Regression techniques are a crucial skill in any data scientist or statisticians toolkit. It is even crucial for people who are unfamiliar with regression modeling. It is a nice way to introduce yourself to the topic through a simple linear model.
A linear model is an explanation of how a continuous response variable behaves, dependent on a set of covariates or explanatory variables. Whilst often insufficient to explain complex problems, linear models do present underlying skills, such as variable selection and diagnostic examinations. Therefore, a worthwhile introduction to statistical regression techniques.
In this tutorial, we’ll be creating a couple of linear models and comparing the performance of them on the Boston Housing dataset. This tutorial will require caret and mlbench to be installed and you may find ggplot2 and dplyr useful too, though these are not essential.
Solutions to these exercises can be found here.
Load the Boston Housing dataset from the mlbench library and inspect the different types of variables present.
Explore and visualize the distribution of our target variable.
Explore and visualize any potential correlations between medv and the variables crim, rm, age, rad, tax and lstat.
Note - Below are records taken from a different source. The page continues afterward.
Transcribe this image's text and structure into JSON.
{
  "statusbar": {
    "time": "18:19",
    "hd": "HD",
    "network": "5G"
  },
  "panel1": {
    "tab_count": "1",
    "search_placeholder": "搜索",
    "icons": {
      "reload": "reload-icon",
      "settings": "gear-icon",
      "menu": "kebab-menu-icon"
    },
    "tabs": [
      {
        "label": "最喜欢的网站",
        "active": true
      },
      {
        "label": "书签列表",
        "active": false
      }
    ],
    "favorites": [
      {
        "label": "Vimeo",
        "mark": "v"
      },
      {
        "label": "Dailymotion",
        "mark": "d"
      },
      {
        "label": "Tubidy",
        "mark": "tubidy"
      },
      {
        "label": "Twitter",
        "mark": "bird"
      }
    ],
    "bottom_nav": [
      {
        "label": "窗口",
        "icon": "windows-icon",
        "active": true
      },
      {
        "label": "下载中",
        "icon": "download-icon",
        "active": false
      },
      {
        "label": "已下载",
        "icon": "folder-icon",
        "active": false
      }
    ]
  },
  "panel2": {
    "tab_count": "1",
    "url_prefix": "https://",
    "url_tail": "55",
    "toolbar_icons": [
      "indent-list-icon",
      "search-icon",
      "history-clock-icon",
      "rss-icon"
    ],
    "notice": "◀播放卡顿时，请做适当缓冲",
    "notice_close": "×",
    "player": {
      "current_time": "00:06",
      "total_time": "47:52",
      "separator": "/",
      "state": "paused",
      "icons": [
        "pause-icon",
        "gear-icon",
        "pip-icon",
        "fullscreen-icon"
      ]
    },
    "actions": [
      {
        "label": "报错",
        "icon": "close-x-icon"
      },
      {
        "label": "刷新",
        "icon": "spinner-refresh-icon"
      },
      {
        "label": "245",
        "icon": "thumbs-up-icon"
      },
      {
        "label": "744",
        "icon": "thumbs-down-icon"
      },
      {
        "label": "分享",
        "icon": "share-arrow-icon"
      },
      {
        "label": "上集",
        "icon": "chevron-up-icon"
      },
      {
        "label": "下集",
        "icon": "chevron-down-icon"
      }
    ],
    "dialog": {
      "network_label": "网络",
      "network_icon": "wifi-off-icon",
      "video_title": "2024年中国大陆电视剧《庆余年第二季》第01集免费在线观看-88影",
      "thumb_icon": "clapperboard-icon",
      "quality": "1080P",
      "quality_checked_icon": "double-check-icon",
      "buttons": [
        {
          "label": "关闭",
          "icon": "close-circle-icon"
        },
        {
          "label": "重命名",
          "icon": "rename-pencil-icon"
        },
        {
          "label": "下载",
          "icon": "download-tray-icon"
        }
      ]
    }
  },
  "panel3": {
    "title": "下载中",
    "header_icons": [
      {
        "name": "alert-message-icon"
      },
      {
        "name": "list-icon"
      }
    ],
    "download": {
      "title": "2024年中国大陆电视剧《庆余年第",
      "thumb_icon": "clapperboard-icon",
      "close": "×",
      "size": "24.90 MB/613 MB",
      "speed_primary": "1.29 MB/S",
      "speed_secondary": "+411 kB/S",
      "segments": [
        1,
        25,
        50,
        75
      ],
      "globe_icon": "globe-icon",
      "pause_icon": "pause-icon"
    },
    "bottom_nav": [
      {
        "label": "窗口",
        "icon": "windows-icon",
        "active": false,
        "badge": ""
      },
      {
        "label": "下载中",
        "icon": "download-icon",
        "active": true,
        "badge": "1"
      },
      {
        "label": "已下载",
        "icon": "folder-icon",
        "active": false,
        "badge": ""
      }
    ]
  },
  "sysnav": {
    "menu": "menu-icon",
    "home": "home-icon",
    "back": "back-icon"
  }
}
Set a seed of 123 and split your data into a train and test set using a 75/25 split. You may find the caret library helpful here.
We have seen that crim, rm, tax, and lstat could be good predictors of medv. To get the ball rolling, let us fit a linear model for these terms.
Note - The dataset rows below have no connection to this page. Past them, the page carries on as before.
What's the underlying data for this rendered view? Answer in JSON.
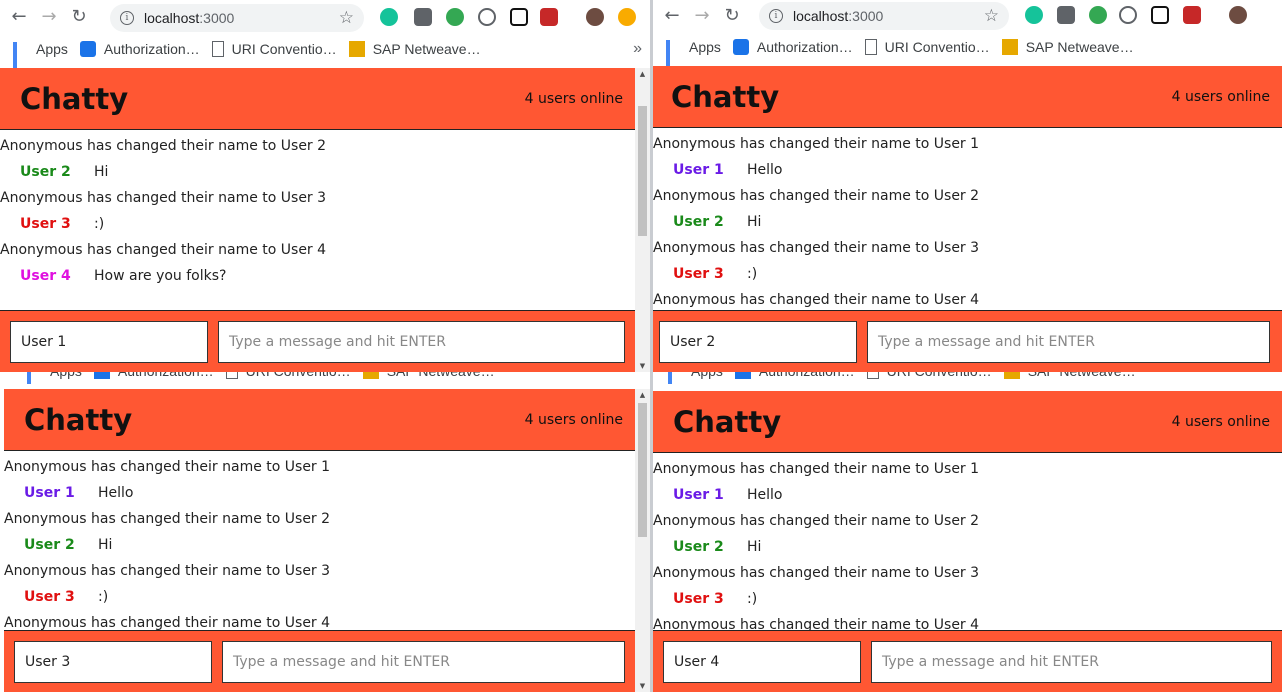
{
  "browser": {
    "url_host": "localhost",
    "url_port": ":3000",
    "bookmarks": [
      "Apps",
      "Authorization…",
      "URI Conventio…",
      "SAP Netweave…"
    ],
    "more": "»"
  },
  "app": {
    "brand": "Chatty",
    "online": "4 users online",
    "placeholder": "Type a message and hit ENTER"
  },
  "colors": {
    "accent": "#ff5733",
    "user1": "#6a1be6",
    "user2": "#1a8a1a",
    "user3": "#e01010",
    "user4": "#e010e0"
  },
  "windows": [
    {
      "username": "User 1",
      "messages": [
        {
          "type": "system",
          "text": "Anonymous has changed their name to User 2"
        },
        {
          "type": "chat",
          "user": "User 2",
          "color": "#1a8a1a",
          "text": "Hi"
        },
        {
          "type": "system",
          "text": "Anonymous has changed their name to User 3"
        },
        {
          "type": "chat",
          "user": "User 3",
          "color": "#e01010",
          "text": ":)"
        },
        {
          "type": "system",
          "text": "Anonymous has changed their name to User 4"
        },
        {
          "type": "chat",
          "user": "User 4",
          "color": "#e010e0",
          "text": "How are you folks?"
        }
      ]
    },
    {
      "username": "User 2",
      "messages": [
        {
          "type": "system",
          "text": "Anonymous has changed their name to User 1"
        },
        {
          "type": "chat",
          "user": "User 1",
          "color": "#6a1be6",
          "text": "Hello"
        },
        {
          "type": "system",
          "text": "Anonymous has changed their name to User 2"
        },
        {
          "type": "chat",
          "user": "User 2",
          "color": "#1a8a1a",
          "text": "Hi"
        },
        {
          "type": "system",
          "text": "Anonymous has changed their name to User 3"
        },
        {
          "type": "chat",
          "user": "User 3",
          "color": "#e01010",
          "text": ":)"
        },
        {
          "type": "system",
          "text": "Anonymous has changed their name to User 4"
        }
      ]
    },
    {
      "username": "User 3",
      "messages": [
        {
          "type": "system",
          "text": "Anonymous has changed their name to User 1"
        },
        {
          "type": "chat",
          "user": "User 1",
          "color": "#6a1be6",
          "text": "Hello"
        },
        {
          "type": "system",
          "text": "Anonymous has changed their name to User 2"
        },
        {
          "type": "chat",
          "user": "User 2",
          "color": "#1a8a1a",
          "text": "Hi"
        },
        {
          "type": "system",
          "text": "Anonymous has changed their name to User 3"
        },
        {
          "type": "chat",
          "user": "User 3",
          "color": "#e01010",
          "text": ":)"
        },
        {
          "type": "system",
          "text": "Anonymous has changed their name to User 4"
        }
      ]
    },
    {
      "username": "User 4",
      "messages": [
        {
          "type": "system",
          "text": "Anonymous has changed their name to User 1"
        },
        {
          "type": "chat",
          "user": "User 1",
          "color": "#6a1be6",
          "text": "Hello"
        },
        {
          "type": "system",
          "text": "Anonymous has changed their name to User 2"
        },
        {
          "type": "chat",
          "user": "User 2",
          "color": "#1a8a1a",
          "text": "Hi"
        },
        {
          "type": "system",
          "text": "Anonymous has changed their name to User 3"
        },
        {
          "type": "chat",
          "user": "User 3",
          "color": "#e01010",
          "text": ":)"
        },
        {
          "type": "system",
          "text": "Anonymous has changed their name to User 4"
        }
      ]
    }
  ]
}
Obtain an r-squared value for your model and examine the diagnostic plots found by plotting your linear model.
We can see a few problems with our model immediately with variables such as 381 exhibiting a high leverage, a poor QQ plot in the tails a relatively poor r-squared value.
Let us try another model, this time transforming MEDV due to the positive skewness it exhibited.
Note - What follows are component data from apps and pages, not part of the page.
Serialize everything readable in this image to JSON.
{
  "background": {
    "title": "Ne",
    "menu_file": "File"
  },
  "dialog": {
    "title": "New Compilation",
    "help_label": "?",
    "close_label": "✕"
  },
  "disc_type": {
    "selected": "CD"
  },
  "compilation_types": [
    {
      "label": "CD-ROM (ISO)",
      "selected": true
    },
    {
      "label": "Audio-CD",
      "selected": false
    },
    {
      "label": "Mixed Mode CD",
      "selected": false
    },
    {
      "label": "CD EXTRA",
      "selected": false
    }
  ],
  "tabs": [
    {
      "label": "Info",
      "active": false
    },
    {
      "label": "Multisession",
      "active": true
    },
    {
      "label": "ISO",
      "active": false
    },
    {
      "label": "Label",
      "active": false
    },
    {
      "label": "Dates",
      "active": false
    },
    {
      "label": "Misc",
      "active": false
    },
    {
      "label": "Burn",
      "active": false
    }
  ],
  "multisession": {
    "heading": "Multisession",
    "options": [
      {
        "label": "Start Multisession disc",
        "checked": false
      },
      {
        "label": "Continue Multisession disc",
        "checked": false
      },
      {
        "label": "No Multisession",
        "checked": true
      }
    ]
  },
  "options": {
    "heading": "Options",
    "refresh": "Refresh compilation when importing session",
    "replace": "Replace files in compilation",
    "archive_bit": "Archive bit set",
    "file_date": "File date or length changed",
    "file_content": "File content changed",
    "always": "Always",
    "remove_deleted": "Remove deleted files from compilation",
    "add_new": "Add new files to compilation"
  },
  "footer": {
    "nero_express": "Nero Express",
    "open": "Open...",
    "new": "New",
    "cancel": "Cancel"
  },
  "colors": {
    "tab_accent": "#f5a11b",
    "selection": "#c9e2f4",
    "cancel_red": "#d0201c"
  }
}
Examine the diagnostics for the model. What do you conclude? Is this an improvement on the first model?
One assumption of a linear model is that the mean of the residuals is zero. You could try and test this.
Create a data frame of your predicted values and the original values.
Plot this to visualize the performance of your model.